The Gainesville District of the Georgia Department of Transportation is conducting a traffic count and making observations at the intersection of U.S. 441 and Hwy. 326 in Commerce.
“They’re looking at it now. They expect to be looking at it over the next week or two, doing some traffic counts, doing some observations and some evaluations to see if there are some steps we can take,” said Brent Cook, assistant district engineer.
Cook did not indicate whether the recent accident that killed a Nicholson woman precipitated the survey, but he did shed some light on how the DOT decides whether a signal device is warranted.
Local residents have clamored for a light at the intersection.
“There is a very detailed engineering process we go through,” Cook explained. “We have a policy that governs how you study it, based on national engineering standards in the “Manual on Uniform Traffic Control Devices.”
That manual is published by the Federal Highway Administration, and all states and local governments must follow it, Cook said.
That document provides nine “warrants” or criteria for consideration of whether a signal is required, but Cook said a situation need not meet all of those causes.
The most important are traffic volume and accident history. According to Cook, the 441/326 intersection did not meet the traffic count criteria several years ago.
In addition, the intersection must have five or more “correctable crashes” in a 12-month period to receive a signal light.
“The crash warrant does not differentiate between fatal and non-fatal wrecks,” Cook pointed out. “It’s the ‘correctable’ crash that kicks in.”

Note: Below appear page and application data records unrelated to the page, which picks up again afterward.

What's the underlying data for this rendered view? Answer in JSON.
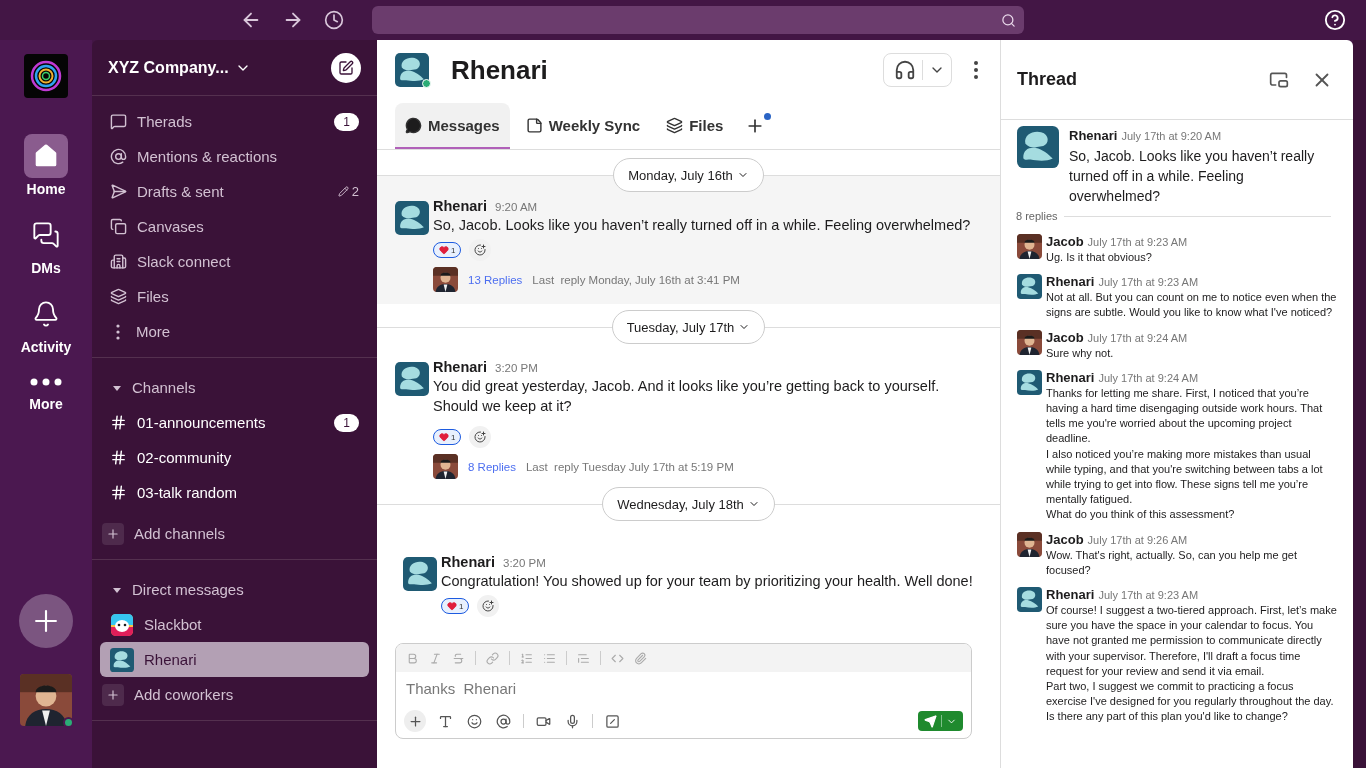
{
  "rail": {
    "items": [
      {
        "label": "Home",
        "selected": true
      },
      {
        "label": "DMs",
        "selected": false
      },
      {
        "label": "Activity",
        "selected": false
      },
      {
        "label": "More",
        "selected": false
      }
    ]
  },
  "sidebar": {
    "workspace": "XYZ Company...",
    "nav": [
      {
        "kind": "badge",
        "label": "Therads",
        "count": "1"
      },
      {
        "kind": "plain",
        "label": "Mentions & reactions"
      },
      {
        "kind": "draft",
        "label": "Drafts & sent",
        "count": "2"
      },
      {
        "kind": "plain",
        "label": "Canvases"
      },
      {
        "kind": "plain",
        "label": "Slack connect"
      },
      {
        "kind": "plain",
        "label": "Files"
      },
      {
        "kind": "plain",
        "label": "More"
      }
    ],
    "channels": {
      "title": "Channels",
      "expanded": true,
      "items": [
        {
          "label": "01-announcements",
          "count": "1"
        },
        {
          "label": "02-community"
        },
        {
          "label": "03-talk random"
        }
      ],
      "add": "Add channels"
    },
    "dms": {
      "title": "Direct messages",
      "expanded": true,
      "items": [
        {
          "label": "Slackbot",
          "kind": "bot",
          "selected": false
        },
        {
          "label": "Rhenari",
          "kind": "rhenari",
          "selected": true
        }
      ],
      "add": "Add coworkers"
    }
  },
  "channel": {
    "name": "Rhenari",
    "online": true,
    "tabs": [
      {
        "label": "Messages",
        "selected": true
      },
      {
        "label": "Weekly Sync",
        "selected": false
      },
      {
        "label": "Files",
        "selected": false
      }
    ],
    "add_tab_dot": true
  },
  "days": [
    {
      "date": "Monday, July 16th",
      "messages": [
        {
          "author": "Rhenari",
          "time": "9:20 AM",
          "highlighted": true,
          "text": [
            "So, Jacob. Looks like you haven’t really turned off in a while. Feeling overwhelmed?"
          ],
          "reaction_count": "1",
          "replies": "13 Replies",
          "last_reply": "Last  reply Monday, July 16th at 3:41 PM"
        }
      ]
    },
    {
      "date": "Tuesday, July 17th",
      "messages": [
        {
          "author": "Rhenari",
          "time": "3:20 PM",
          "highlighted": false,
          "text": [
            "You did great yesterday, Jacob. And it looks like you’re getting back to yourself.",
            "Should we keep at it?"
          ],
          "reaction_count": "1",
          "replies": "8 Replies",
          "last_reply": "Last  reply Tuesday July 17th at 5:19 PM"
        }
      ]
    },
    {
      "date": "Wednesday, July 18th",
      "messages": [
        {
          "author": "Rhenari",
          "time": "3:20 PM",
          "highlighted": false,
          "text": [
            "Congratulation! You showed up for your team by prioritizing your health. Well done!"
          ],
          "reaction_count": "1"
        }
      ]
    }
  ],
  "composer": {
    "placeholder": "Thanks  Rhenari"
  },
  "thread": {
    "title": "Thread",
    "root": {
      "author": "Rhenari",
      "time": "July 17th at 9:20 AM",
      "text": "So, Jacob. Looks like you haven’t really turned off in a while. Feeling overwhelmed?"
    },
    "reply_count": "8 replies",
    "replies": [
      {
        "kind": "user",
        "author": "Jacob",
        "time": "July 17th at 9:23 AM",
        "text": [
          "Ug.  Is it that obvious?"
        ]
      },
      {
        "kind": "bot",
        "author": "Rhenari",
        "time": "July 17th at 9:23 AM",
        "text": [
          "Not at all. But you can count on me to notice even when the signs are subtle. Would you like to know what I've noticed?"
        ]
      },
      {
        "kind": "user",
        "author": "Jacob",
        "time": "July 17th at 9:24 AM",
        "text": [
          "Sure why not."
        ]
      },
      {
        "kind": "bot",
        "author": "Rhenari",
        "time": "July 17th at 9:24 AM",
        "text": [
          "Thanks for letting me share. First, I noticed that you’re having a hard time disengaging outside work hours. That tells me you're worried about the upcoming project deadline.",
          "I also noticed you’re making more mistakes than usual while typing, and that you're switching between tabs a lot while trying to get into flow. These signs tell me you’re mentally fatigued.",
          "What do you think of this assessment?"
        ]
      },
      {
        "kind": "user",
        "author": "Jacob",
        "time": "July 17th at 9:26 AM",
        "text": [
          "Wow. That's right, actually. So, can you help me get focused?"
        ]
      },
      {
        "kind": "bot",
        "author": "Rhenari",
        "time": "July 17th at 9:23 AM",
        "text": [
          "Of course! I suggest a two-tiered approach. First, let’s make sure you have the space in your calendar to focus. You have not granted me permission to communicate directly with your supervisor. Therefore, I'll draft a focus time request for your review and send it via email.",
          "Part two, I suggest we commit to practicing a focus exercise I've designed for you regularly throughout the day.",
          "Is there any part of this plan you'd like to change?"
        ]
      }
    ]
  }
}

A correctable crash is deemed to be an accident that would likely have been prevented by a signal device. A crash resulting from a driver turning left in front of an oncoming vehicle would not qualify, for example, but the April 10 wreck in which Wanda Weldon, 62, was killed is “correctable” in that it could have been prevented with a signal light.
The DOT will also get a traffic engineering report, which covers traffic volume and crash history.
“You can make a call on an intersection pretty quickly once you have that information, Cook said.
The protocol also requires the DOT to try other options short of a traffic signal and to give people time to adjust to them and local law enforcement the opportunity to enforce them. The red/amber beacon at the 441/326 intersection is among the tools deployed.
“Whether or not it’s had an impact, I don’t know,” Cook said. “It’s been there quite awhile.”
For the full story, see the April 30 edition of The Commerce News.